In more recent years “Louisiana Swamp,” owned by the Lower Columba River Tree Farm LLC and managed by GreenWood Resources, Inc., has lost a lot of its ecological function and value. In the 1930s the Department of War (now the Army Corps. of Engineers) installed levees throughout the area to facilitate conversion of the land to agriculture. In the 1950s Louisiana Swamp was cleared, floodgates were installed, and Tandy Creek was rechannelized through the property in an effort to convert it to pastureland. Despite these modifications to the land, Louisiana Swamp turned out to be unsuitable for grazing. The levees were poorly built resulting in periodic flooding and a high groundwater table. At the time this project was identified, the tide gates were no longer functional and reed canary grass had taken over most of the pastureland.

The artificial changes to Louisiana Swamp resulted in a lack of floodplain connectivity, homogenization of habitat, and a loss of native species. The Louisiana Swamp is just one piece of important habitat that has been lost along the Lower Columbia River’s system of freshwater tidal floodplains as a result of diking, filling, and installation of flood control structures. Managers estimate that around 70% of natural scrub-shrub habitat in the area has been lost since the early to mid 1900s mainly to clear the way for agriculture. When the land manager, Rick Stonex, approached the SWCD for help with the property, the agency saw an opportunity to restore a crucial piece of habitat back to a natural and ecologically productive state. k The Louisiana Swamp project presented a great opportunity for conservation agencies to partner together to achieve a common goal. The LCRWC submitted an application for funds to the Lower Columbia River Estuary Partnership in February 2013. Funding for the project came from LCEP and an OWEB grant. LCRWC contributed labor and GreenWood Resources Inc. contributed some of the materials for the large wood placement and also agreed to perform future monitoring of the site. US Fish and Wildlife handled all federal permitting for the project and the Oregon Department of Fish and Wildlife performed fish salvage.

In addition to the predicted ecological benefits of this project, there were economic advantages for the local community as well. The project was designed by Lower Columbia Engineering and implemented by a local construction company, Kynsi Construction.
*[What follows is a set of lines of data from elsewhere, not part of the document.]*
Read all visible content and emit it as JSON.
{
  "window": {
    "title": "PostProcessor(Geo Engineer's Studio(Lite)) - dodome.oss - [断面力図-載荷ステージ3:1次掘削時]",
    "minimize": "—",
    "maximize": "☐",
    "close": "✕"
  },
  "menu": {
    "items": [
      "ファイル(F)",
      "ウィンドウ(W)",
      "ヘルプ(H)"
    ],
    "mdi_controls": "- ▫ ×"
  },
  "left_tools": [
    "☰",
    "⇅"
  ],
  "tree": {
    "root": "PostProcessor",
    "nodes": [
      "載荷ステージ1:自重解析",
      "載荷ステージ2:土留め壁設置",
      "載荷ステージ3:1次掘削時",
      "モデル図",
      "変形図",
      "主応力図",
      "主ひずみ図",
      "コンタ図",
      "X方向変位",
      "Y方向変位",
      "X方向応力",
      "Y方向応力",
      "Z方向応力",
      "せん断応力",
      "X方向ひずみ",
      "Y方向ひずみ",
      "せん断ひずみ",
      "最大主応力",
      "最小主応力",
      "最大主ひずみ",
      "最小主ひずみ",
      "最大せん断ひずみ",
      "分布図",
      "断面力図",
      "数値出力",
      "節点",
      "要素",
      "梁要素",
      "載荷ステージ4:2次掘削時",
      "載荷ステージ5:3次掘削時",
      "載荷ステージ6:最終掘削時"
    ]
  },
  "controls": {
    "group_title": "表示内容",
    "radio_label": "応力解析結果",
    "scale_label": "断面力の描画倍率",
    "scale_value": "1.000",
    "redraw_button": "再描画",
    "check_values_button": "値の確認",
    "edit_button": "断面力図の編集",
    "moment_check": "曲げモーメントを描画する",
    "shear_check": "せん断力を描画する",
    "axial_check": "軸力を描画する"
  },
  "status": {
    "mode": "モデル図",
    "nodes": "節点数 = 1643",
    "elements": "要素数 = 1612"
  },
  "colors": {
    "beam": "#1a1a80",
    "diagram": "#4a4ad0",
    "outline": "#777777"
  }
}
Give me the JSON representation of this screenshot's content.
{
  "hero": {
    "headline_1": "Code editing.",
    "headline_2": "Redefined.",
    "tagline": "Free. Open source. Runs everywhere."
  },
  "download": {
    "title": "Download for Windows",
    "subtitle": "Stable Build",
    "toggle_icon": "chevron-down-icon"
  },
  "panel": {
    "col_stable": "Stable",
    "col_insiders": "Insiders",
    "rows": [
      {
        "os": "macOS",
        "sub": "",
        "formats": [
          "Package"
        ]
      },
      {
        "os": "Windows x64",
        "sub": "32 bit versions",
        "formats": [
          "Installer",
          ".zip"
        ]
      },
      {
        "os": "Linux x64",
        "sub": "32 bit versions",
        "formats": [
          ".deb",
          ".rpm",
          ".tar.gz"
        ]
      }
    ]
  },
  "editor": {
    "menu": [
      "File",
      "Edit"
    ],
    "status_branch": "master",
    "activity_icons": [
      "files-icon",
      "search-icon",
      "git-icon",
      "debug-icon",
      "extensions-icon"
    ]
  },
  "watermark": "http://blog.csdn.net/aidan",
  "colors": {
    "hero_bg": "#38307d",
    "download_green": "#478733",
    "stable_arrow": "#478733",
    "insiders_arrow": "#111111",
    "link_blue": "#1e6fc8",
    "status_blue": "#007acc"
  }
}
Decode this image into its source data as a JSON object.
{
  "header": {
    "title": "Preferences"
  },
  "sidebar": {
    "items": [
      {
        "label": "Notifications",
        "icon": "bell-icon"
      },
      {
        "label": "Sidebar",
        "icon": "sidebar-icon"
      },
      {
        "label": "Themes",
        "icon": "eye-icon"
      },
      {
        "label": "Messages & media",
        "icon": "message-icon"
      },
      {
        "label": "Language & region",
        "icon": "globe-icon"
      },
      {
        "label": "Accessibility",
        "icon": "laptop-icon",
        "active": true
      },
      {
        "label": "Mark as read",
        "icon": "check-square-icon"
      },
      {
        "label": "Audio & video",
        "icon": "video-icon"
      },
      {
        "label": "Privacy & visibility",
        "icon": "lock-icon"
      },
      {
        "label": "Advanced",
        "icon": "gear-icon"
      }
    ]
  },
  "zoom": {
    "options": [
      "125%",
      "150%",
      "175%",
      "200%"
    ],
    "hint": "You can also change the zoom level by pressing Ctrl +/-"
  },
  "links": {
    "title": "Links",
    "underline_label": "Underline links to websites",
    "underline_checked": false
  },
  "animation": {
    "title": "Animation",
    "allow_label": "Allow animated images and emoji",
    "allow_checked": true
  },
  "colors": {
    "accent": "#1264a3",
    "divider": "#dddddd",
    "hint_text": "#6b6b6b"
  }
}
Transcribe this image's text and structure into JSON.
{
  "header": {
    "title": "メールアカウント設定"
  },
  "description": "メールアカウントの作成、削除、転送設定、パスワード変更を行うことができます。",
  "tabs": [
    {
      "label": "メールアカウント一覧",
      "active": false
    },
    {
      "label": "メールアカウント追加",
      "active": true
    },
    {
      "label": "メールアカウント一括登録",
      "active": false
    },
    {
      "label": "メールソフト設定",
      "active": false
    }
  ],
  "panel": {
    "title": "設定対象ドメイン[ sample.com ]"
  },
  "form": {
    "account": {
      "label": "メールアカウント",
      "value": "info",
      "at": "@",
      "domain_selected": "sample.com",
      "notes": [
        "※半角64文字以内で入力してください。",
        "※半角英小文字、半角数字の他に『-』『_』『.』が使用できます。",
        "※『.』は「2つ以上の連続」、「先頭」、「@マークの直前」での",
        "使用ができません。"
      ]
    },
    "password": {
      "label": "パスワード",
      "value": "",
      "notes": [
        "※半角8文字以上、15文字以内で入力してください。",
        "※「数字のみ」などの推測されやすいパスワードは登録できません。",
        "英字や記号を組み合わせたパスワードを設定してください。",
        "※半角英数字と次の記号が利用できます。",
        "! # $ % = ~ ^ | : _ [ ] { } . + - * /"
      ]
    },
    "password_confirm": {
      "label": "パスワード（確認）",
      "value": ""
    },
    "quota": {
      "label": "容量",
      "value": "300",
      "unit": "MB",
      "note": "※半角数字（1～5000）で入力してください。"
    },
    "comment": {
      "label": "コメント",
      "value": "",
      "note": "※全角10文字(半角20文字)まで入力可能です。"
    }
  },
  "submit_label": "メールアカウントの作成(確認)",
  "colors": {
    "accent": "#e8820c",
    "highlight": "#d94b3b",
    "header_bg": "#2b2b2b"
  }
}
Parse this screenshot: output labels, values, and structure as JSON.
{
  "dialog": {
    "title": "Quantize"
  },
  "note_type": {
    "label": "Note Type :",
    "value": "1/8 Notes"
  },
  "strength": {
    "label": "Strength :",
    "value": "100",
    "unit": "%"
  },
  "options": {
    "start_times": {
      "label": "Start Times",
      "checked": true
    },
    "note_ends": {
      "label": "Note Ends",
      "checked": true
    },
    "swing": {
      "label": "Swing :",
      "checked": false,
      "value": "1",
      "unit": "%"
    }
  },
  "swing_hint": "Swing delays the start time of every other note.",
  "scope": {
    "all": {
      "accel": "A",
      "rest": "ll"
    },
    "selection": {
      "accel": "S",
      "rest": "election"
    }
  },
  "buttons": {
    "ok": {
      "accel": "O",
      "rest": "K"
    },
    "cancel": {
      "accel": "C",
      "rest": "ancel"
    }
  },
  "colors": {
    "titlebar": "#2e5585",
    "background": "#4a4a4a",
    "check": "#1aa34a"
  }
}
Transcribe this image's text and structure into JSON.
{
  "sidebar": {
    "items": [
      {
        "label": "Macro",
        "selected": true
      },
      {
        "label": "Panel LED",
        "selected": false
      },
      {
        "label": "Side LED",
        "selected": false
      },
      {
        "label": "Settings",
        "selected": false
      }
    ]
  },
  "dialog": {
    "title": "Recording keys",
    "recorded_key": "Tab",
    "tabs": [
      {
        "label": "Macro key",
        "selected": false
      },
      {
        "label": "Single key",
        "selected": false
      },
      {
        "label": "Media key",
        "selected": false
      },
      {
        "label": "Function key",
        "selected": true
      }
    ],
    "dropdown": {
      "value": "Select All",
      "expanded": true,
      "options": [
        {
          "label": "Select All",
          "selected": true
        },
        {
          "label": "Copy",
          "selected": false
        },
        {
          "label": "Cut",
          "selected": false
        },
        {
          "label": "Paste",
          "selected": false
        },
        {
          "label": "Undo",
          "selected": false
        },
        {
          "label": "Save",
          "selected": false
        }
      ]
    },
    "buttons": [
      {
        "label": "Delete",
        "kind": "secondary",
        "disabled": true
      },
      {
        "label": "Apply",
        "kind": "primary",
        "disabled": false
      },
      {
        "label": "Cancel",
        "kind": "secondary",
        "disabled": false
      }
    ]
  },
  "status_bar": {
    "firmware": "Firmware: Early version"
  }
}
All of the large wood purchased for use in restoring in-stream habitat came from Columbia County and all of the native plants were purchased in Vancouver.

The restoration plan included the elimination of the two failing tidal gates that disconnected 35 acres of the property from the other 10 as well as from Westport Slough and prevented fish passage. The plan also called for the restoration of Tandy Creek to its original state, reconnection of floodplains, creation of off-channel habitat, improvement of in-stream habitat with large wood placements, and restoration of the native plant community. Agency workers believed that all of these actions would result in improved rearing and refuge habitat for juvenile salmon as well as quality habitat for many other wildlife species including waterfowl, neotropical and songbirds, beavers, reptiles, amphibians, and deer.

The project was completed in the summer of 2013 with the exception of the planting phase. Managers state that there are approximately 30,000 trees as well as an abundance of herbaceous plants that still need to be planted. With the natural hydrology of the site restored, faulty tidal gates removed, and landowners who are committed to the project’s future success, Louisiana Swamp is expected to become a sanctuary for many wildlife species struggling to survive in a landscape dominated by human manipulation.

For a visual tour, click here to view the project photos